* _Work to complete_
For each line below that holds "Traditionally", return the line as it stands.

Raw data: Begin

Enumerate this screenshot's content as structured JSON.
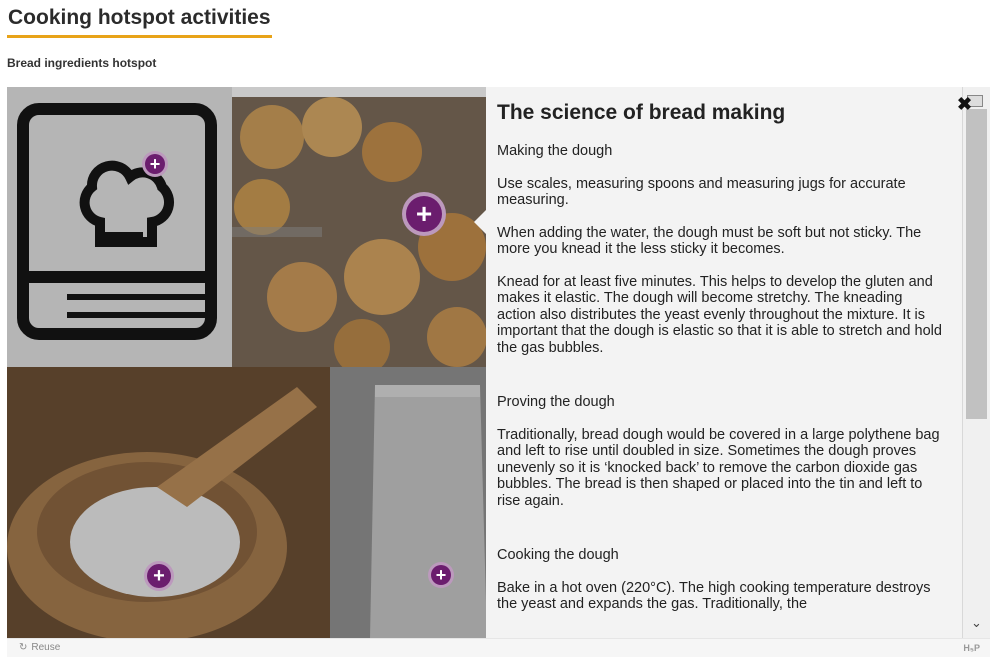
{
  "page": {
    "title": "Cooking hotspot activities",
    "subtitle": "Bread ingredients hotspot"
  },
  "popup": {
    "title": "The science of bread making",
    "paragraphs": [
      "Making the dough",
      "Use scales, measuring spoons and measuring jugs for accurate measuring.",
      "When adding the water, the dough must be soft but not sticky.  The more you knead it the less sticky it becomes.",
      "Knead for at least five minutes. This helps to develop the gluten and makes it elastic.  The dough will become stretchy.  The kneading action also distributes the yeast evenly throughout the mixture.  It is important that the dough is elastic so that it is able to stretch and hold the gas bubbles.",
      "Proving the dough",
      "Traditionally, bread dough would be covered in a large polythene bag and left to rise until doubled in size.  Sometimes the dough proves unevenly so it is ‘knocked back’ to remove the carbon dioxide gas bubbles.  The bread is then shaped or placed into the tin and left to rise again.",
      "Cooking the dough",
      "Bake in a hot oven (220°C).  The high cooking temperature destroys the yeast and expands the gas.  Traditionally, the"
    ]
  },
  "hotspots": {
    "symbol": "+"
  },
  "controls": {
    "close_symbol": "✖",
    "scroll_down_symbol": "⌄"
  },
  "footer": {
    "reuse_label": "Reuse",
    "reuse_icon": "↻",
    "logo": "H₅P"
  },
  "colors": {
    "accent": "#e8a318",
    "hotspot": "#6b1d6e"
  }
}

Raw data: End

* _Your response_
      "Traditionally, bread dough would be covered in a large polythene bag and left to rise until doubled in size.  Sometimes the dough proves unevenly so it is ‘knocked back’ to remove the carbon dioxide gas bubbles.  The bread is then shaped or placed into the tin and left to rise again.",
      "Bake in a hot oven (220°C).  The high cooking temperature destroys the yeast and expands the gas.  Traditionally, the"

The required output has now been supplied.